The court’s decisions in American Express v. Italian Colors Restaurant and Oxford Health Plans v. Sutter enable companies to incorporate class-action waivers in their standard form contracts with investors, customers and vendors.

In American Express Co. v. Italian Colors Restaurant, Italian Colors Restaurant and other merchants brought a class action lawsuit against AmEx, asserting that it was using its monopoly power to force merchants to accept credit cards with fees that were significantly higher than the fees of AmEx’s competitors.

AmEx moved to compel individual arbitration with the merchants under its contracts, which required not only that all disputes be resolved in arbitration but also explicitly waived the merchants’ right to arbitrate claims on a class-wide basis.

The district court sided with AmEx, but the Second Circuit Court of Appeals reversed. In a 5-3 decision, the Supreme Court reversed the Second Circuit, holding that the parties’ contractual class-action waiver was enforceable.

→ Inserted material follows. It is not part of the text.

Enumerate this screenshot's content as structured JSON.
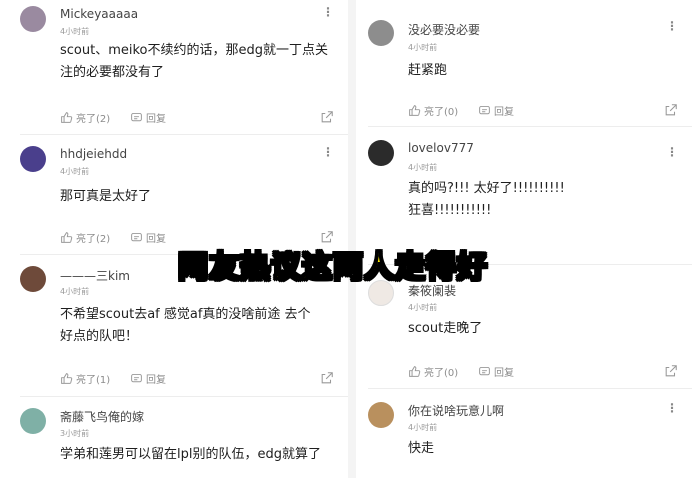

In Oxford Health Plans LLC. v. Sutter, the Supreme Court reviewed the issue of whether an arbitrator had exceeded his powers under the Federal Arbitration Act when he interpreted the parties’ arbitration clause to authorize class arbitration. In affirming the lower courts’ rulings, the Supreme Court held that under the limited judicial review provided by the Federal Arbitration Act, the arbitrator’s interpretation of the parties’ agreement must stand.

These two court decisions should remind business owners and attorneys that the terms of arbitration, including the right to arbitrate claims on a class-wide basis, are entirely dictated by the wording of the contract.

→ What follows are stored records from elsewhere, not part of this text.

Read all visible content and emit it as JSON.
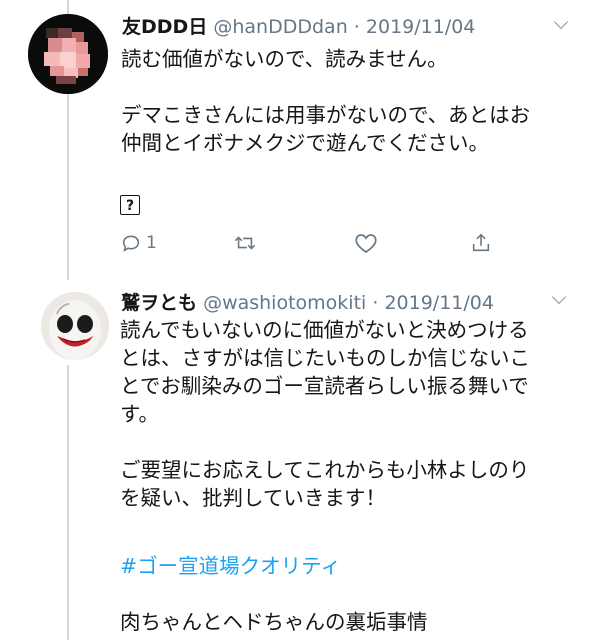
{
  "tweet1": {
    "name": "友DDD日",
    "handle": "@hanDDDdan",
    "separator": "·",
    "date": "2019/11/04",
    "body": "読む価値がないので、読みません。\n\nデマこきさんには用事がないので、あとはお\n仲間とイボナメクジで遊んでください。",
    "unknown_char": "?",
    "reply_count": "1",
    "icons": [
      "reply-icon",
      "retweet-icon",
      "like-icon",
      "share-icon",
      "chevron-down-icon"
    ]
  },
  "tweet2": {
    "name": "鷲ヲとも",
    "handle": "@washiotomokiti",
    "separator": "·",
    "date": "2019/11/04",
    "body": "読んでもいないのに価値がないと決めつける\nとは、さすがは信じたいものしか信じないこ\nとでお馴染みのゴー宣読者らしい振る舞いで\nす。\n\nご要望にお応えしてこれからも小林よしのり\nを疑い、批判していきます！",
    "hashtag": "#ゴー宣道場クオリティ",
    "body_tail": "肉ちゃんとヘドちゃんの裏垢事情",
    "icons": [
      "chevron-down-icon"
    ]
  },
  "colors": {
    "link": "#1da1f2",
    "muted": "#657786",
    "text": "#14171a",
    "thread_line": "#ccd6dd"
  }
}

By carefully drafting arbitration clauses, businesses can protect themselves from certain types of class-action lawsuits.

Source: here